China’s coal imports in September surged by 76%. Power plants were scrambling for fuel due to a power crisis that was pushing domestic coal prices to record highs. Business activity in the world’s second-largest economy is suffering disruption due to the power crunch.
Flooding in a major coal-producing province also added to energy woes, worsening the supply outlook. The electricity shortages and rationing were anticipated to continue into early 2022.
China is also the world’s largest coal consumer. It has been struggling with an energy crisis due to shortages and record-high prices for fuel.

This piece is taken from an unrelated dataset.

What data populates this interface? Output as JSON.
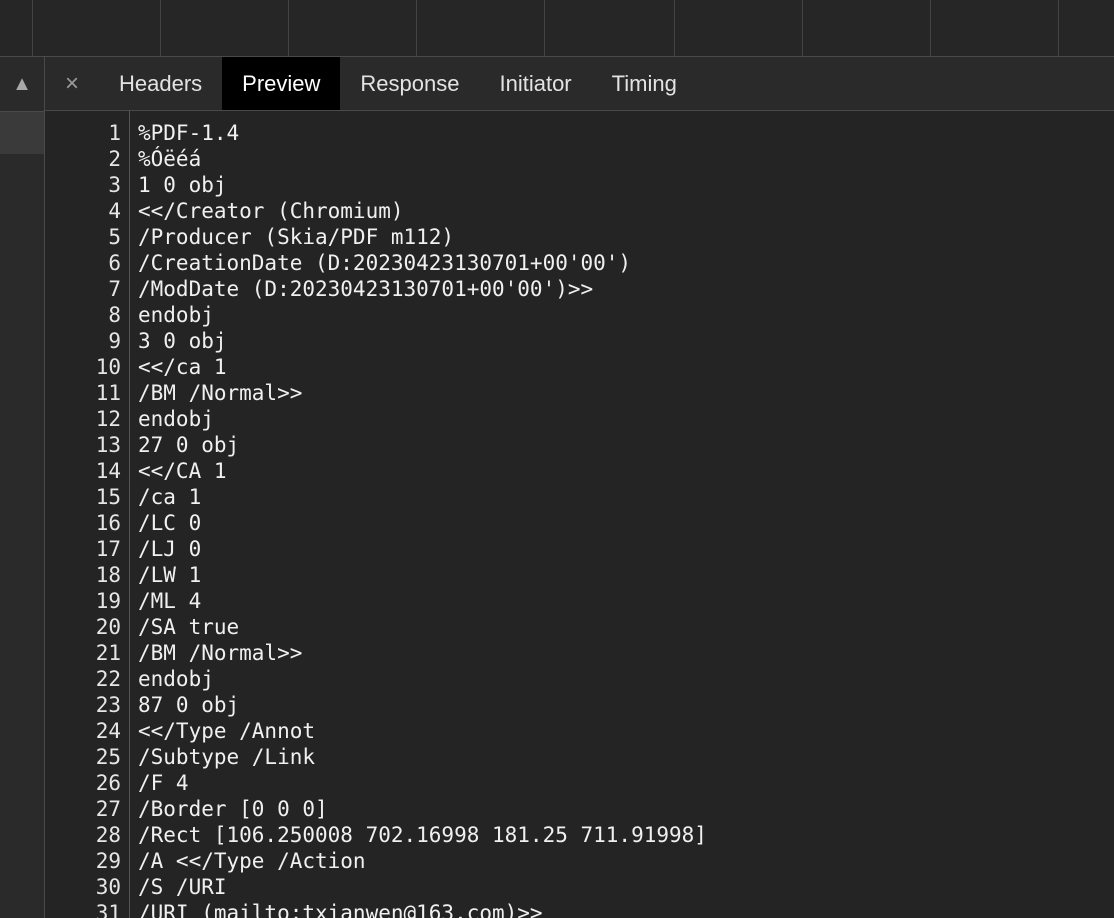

A range of steps has been taken by the Chinese government to boost coal production and manage electricity demand at industrial plants. Moreover, power producers and other coal users have been ramping up imports.
On Tuesday, the government allowed coal-fired power plants to pass on the high costs of generation to some end-users. That was through market-driven electricity prices, which added to worries about building global inflationary pressures. The move was the country’s boldest step in a decades-long power sector reform.
On Wednesday, data indicated China’s coal imports last month rose to their highest so far this year.
Data from the General Administration of Customs showed imports totaled 32.88 million tonnes in September, up 76% from a year earlier. According to calculations, the monthly tally was the fifth highest on record.
Local governments in top Chinese coal-producing areas Shanxi and Inner Mongolia have ordered some 200 mines to boost output. Incessant rains, however, have flooded 60 mines in Shanxi. A Shanxi official told a news conference on Tuesday that four mines with a combined annual output capacity of 4.8 million tonnes remained shut.
In Wednesday trade, the most active January Zhengzhou thermal coal futures touched a record of 1,640 yuan ($254.44) per tonne. It has surged almost three-fold year-to-date.
Oil Prices Down on Worries that Oil Demand Growth will Fall
On Wednesday, oil prices edged down on concerns that oil demand growth will fall. Major economies suffer from inflation and supply chain issues through surging prices for power generation fuel such as coal and natural gas limited losses.
At 0830 GMT, Brent crude futures fell 24 cents, or 0.2%, to $83.18 a barrel. U.S. West Texas Intermediate (WTI) crude futures fell 23 cents or 0.2% to $80.41 a barrel.
Both contracts pared losses after falling as much as 70 cents earlier. That was when China, the world’s biggest crude importer, released data showing September imports fell 15% from a year earlier.